Anyone who uses their phone to check the weather or the news, who sends texts to their friends or their kids, has, at one time or other, wondered when they’re going to be able to vote electronically. Electronic voting, or e-voting, would be so much more convenient than having to go somewhere to vote.
But where we go, when we talk about e-voting, is into uncharted territory. There are very few rules and regulations when it comes to e-voting. There are rules about electronic voting machines – the kind we use at the polling station when we have local, state, and national elections – but even those machines are subject to a wide range of inconsistent rules and regulations. The National Conference of State Legislatures (NCSL) does a great job of identifying the characteristics that we need in electronic voting equipment (such as physical security, auditability, the ability to correctly register and count all votes, and so on), but then they go on to showcase how many variations there are in the regulations implemented at the state and national levels.

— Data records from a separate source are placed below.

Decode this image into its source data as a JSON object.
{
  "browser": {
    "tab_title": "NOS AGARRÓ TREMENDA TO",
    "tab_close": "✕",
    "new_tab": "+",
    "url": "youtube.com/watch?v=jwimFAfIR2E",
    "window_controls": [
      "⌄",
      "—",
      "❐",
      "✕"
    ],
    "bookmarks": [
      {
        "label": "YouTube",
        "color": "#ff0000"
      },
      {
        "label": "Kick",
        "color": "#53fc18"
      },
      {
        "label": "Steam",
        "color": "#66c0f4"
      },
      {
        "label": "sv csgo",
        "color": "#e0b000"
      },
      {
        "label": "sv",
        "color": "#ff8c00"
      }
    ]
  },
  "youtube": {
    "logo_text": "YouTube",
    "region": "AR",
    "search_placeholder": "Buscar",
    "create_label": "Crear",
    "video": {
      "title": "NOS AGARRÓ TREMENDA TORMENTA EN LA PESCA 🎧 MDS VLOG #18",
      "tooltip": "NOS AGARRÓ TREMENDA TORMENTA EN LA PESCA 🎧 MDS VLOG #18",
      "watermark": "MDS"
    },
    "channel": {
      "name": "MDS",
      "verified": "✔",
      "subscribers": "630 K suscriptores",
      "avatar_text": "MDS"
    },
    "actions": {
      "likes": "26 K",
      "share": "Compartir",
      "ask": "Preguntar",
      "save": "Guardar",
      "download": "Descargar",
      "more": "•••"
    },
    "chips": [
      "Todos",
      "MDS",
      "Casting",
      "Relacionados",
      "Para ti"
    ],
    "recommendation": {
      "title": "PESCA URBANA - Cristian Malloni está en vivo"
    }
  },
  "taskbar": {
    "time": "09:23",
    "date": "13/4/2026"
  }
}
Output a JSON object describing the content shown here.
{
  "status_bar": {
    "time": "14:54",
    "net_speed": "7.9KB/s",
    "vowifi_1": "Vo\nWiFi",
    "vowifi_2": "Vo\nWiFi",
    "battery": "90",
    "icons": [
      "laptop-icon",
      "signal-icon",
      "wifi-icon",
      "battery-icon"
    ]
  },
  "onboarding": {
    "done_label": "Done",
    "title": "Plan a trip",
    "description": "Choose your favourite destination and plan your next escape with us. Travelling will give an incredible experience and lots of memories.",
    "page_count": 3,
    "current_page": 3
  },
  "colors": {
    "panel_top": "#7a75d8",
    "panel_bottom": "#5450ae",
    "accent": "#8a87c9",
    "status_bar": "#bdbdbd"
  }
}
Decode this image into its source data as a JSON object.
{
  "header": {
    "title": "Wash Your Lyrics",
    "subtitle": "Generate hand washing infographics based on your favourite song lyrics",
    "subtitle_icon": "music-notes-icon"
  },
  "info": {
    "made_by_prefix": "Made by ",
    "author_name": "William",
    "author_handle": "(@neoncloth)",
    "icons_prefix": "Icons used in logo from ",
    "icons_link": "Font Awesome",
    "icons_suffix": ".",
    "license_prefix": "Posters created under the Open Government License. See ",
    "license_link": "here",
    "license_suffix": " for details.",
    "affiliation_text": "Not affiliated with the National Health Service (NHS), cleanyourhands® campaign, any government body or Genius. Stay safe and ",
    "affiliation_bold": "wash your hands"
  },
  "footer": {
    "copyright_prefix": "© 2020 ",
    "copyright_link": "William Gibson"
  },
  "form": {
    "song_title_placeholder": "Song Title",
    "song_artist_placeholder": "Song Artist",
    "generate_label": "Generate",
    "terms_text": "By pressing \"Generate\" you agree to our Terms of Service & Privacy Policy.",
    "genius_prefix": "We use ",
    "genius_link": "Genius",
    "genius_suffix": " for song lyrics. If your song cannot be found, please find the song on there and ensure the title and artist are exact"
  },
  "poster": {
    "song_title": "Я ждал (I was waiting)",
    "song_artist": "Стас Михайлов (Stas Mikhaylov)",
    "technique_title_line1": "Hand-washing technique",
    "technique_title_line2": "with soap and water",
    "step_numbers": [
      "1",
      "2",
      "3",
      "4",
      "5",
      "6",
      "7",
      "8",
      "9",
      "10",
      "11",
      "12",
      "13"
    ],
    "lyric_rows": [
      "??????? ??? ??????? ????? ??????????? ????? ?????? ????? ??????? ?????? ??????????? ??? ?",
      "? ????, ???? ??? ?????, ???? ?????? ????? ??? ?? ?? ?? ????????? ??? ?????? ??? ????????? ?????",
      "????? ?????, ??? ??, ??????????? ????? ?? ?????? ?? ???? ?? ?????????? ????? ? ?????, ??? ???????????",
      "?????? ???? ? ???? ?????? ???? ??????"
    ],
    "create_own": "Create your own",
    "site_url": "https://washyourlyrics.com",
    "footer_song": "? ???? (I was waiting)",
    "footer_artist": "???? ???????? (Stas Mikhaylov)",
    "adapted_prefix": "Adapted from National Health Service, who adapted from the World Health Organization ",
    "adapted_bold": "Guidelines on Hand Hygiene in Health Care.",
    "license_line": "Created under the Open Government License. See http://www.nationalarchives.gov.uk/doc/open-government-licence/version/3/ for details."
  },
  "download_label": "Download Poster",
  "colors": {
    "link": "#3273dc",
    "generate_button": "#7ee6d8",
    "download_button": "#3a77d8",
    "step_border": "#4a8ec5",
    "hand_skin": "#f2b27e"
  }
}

None of that really addresses the question about the feasibility of e-voting as we touched on it at the top of this piece, either. Look for anything relating to rules and regulations that might help you vote in your next state representative from your phone and you will look for a long time.
What about electronic voting as it might relate to a board or shareholder meeting? Firms developing electronic voting systems must have given that some thought. And, to be sure, they have. There are applications and systems that are designed to enable e-voting for such meetings.
Yet here again we find ourselves in uncharted territory. What state regulations cover voting within your organization? What do your corporate by-laws say about voting? As the Law of Order blog points out, many state regulations and corporate by-laws presume that votes will be taken in person.
Indeed – think back to our previous discussion on what constitutes a quorum. The notion of a quorum involves the presence of some number of voting members. Can you have a quorum if your members are voting from other than the meeting place? Can you hold a vote if you don’t have a quorum?
When it comes to electronic voting, we still only have broad outlines of the rules that should govern how we do this. Whether we’re voting for local, state, or federal offices or whether we’re voting for new board members or corporate policies, we need security, accountability, auditability, and so on – but we may also need a new vision of how to conduct a vote that is fair, inclusive, and responsible. It’s still uncharted territory, and there be dragons out there.